1/2 cup plus 2 tablespoons pure maple syrup, divided
1 teaspoon vanilla extract
4 tablespoons chopped walnuts
Pinch of ground cinnamon
Pinch of ground nutmeg
1. Combine milk, egg, tapioca and salt in a medium saucepan. Let stand for 5 minutes.
2. Place the saucepan over medium-low heat and cook, stirring constantly, until the mixture comes to a boil, 6 to 18 minutes (depending on your stove). Remove from the heat; stir in 1/2 cup syrup and vanilla.
3. Divide the pudding between 4 ramekins or custard cups. Let cool for at least 30 minutes or refrigerate until chilled.
4. Meanwhile, line a small plate with parchment or wax paper. Coat the paper with cooking spray. Combine walnuts, the remaining syrup, cinnamon and nutmeg in a small saucepan or skillet. Heat over medium-low heat, stirring, until most of the syrup has evaporated, 1 to 4 minutes. Spread the nuts out onto the prepared paper and place in the freezer until cool, about 10 minutes.
5. Crumble the chilled walnut topping into pieces. Serve the pudding topped with the maple walnuts.
Cook’s Notes: To make ahead: Cover and refrigerate the pudding for up to 3 days. Prepare the walnut topping (Step 4) 15 minutes before serving.
“Family Meals Matter” features registered dietitian-approved recipes with foods from all the food groups to reflect Dairy Council of California’s nutrition philosophy.
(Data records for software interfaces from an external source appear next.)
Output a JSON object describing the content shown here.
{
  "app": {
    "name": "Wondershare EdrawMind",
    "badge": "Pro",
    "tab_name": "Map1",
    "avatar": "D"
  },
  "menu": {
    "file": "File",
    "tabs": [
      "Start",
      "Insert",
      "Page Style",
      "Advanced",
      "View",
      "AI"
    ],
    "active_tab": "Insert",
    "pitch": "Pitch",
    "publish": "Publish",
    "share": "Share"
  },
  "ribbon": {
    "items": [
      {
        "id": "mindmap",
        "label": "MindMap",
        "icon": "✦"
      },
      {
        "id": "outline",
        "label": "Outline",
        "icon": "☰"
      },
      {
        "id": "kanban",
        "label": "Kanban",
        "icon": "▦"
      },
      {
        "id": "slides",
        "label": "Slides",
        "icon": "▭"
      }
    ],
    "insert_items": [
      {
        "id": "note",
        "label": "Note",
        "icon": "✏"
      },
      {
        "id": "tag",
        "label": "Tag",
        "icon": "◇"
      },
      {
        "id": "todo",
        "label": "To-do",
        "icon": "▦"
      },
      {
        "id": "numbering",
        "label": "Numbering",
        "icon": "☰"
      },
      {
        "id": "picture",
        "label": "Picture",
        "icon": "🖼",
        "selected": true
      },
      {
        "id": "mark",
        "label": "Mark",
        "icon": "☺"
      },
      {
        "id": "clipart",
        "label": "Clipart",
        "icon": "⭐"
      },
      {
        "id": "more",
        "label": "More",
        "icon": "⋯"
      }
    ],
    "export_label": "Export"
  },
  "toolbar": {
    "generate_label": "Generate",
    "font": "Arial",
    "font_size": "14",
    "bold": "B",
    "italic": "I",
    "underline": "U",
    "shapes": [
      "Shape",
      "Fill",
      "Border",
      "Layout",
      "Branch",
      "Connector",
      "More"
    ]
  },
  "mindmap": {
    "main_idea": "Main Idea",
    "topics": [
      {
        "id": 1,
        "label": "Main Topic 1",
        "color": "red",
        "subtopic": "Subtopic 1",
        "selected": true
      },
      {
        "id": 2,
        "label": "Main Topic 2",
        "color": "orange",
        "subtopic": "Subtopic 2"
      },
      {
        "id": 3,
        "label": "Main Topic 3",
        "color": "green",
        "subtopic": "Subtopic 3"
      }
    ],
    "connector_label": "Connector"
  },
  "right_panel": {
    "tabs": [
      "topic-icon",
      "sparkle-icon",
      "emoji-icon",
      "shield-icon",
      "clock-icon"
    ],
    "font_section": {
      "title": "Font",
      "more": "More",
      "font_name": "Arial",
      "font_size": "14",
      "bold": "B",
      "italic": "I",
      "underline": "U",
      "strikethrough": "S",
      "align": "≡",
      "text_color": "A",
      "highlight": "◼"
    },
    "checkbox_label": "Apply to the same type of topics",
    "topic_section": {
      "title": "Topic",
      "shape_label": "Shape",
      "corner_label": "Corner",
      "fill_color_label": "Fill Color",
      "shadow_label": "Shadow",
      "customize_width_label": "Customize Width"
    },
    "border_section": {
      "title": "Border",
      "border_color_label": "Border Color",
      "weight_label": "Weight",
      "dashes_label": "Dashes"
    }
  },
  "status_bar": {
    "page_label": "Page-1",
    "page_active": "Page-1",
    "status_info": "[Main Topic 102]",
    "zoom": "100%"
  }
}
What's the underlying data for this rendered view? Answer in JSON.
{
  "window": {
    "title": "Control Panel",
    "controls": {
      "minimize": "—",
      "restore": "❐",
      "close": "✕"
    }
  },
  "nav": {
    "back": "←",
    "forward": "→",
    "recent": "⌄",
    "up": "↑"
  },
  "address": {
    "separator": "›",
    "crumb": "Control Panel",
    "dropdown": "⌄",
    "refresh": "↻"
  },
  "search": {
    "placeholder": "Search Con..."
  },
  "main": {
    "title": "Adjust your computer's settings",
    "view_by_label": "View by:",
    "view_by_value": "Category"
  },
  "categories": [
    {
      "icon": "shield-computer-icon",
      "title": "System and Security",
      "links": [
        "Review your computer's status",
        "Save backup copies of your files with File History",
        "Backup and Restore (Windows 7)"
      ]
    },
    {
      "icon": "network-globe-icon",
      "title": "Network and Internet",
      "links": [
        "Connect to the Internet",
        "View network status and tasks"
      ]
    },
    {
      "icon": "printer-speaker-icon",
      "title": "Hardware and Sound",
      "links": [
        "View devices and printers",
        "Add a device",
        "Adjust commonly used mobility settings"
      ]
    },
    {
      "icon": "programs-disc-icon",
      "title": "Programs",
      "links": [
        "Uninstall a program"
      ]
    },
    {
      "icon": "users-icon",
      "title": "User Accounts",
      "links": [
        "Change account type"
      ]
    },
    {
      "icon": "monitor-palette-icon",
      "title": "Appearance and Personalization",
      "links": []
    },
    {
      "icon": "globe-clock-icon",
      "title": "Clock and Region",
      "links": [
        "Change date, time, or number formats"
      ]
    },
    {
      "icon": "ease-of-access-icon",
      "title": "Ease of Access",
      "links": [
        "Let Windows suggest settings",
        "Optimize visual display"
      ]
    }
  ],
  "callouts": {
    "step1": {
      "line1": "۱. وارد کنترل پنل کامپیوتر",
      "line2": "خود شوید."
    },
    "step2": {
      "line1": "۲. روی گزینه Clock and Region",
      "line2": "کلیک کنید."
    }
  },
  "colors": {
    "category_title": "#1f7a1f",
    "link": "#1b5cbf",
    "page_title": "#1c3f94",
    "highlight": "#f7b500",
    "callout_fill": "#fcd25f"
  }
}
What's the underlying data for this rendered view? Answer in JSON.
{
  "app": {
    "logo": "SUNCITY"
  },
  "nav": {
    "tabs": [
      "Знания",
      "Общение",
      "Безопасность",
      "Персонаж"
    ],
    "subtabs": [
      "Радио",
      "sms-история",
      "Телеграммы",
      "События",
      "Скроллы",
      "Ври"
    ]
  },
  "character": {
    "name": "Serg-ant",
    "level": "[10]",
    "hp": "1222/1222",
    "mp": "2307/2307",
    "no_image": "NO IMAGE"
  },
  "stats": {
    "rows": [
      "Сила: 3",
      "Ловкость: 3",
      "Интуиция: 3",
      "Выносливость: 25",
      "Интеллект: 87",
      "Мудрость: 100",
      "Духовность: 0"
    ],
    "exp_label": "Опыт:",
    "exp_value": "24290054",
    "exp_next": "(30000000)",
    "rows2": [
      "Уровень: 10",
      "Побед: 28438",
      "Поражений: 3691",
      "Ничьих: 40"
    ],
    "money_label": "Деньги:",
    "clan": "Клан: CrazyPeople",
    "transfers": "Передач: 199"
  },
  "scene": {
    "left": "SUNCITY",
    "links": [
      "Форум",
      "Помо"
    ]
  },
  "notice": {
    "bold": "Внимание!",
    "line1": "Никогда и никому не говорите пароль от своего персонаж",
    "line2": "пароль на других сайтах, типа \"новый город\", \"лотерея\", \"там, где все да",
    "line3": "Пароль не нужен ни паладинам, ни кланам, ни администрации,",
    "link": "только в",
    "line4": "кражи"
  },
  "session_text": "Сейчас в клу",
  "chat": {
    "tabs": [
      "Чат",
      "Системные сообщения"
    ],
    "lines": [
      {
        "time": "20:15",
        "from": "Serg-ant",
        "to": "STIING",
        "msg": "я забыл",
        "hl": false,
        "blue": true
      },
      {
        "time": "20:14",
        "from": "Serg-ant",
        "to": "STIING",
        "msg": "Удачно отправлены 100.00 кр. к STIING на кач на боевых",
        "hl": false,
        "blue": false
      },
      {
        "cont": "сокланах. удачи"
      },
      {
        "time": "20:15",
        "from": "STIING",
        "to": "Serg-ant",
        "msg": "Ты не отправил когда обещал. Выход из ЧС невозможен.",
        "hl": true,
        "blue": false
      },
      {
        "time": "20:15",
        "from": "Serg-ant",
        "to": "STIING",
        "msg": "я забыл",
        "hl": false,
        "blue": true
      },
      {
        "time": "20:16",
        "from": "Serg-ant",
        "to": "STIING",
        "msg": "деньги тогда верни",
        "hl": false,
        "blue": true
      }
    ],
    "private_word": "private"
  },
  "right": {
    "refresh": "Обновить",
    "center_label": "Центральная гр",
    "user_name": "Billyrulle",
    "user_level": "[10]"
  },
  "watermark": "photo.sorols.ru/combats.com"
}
For information, nutrition tools and additional family meal recipes, visit www.healthyeating.org.
© 2013, Dairy Council of California
Distributed by MCT Information Services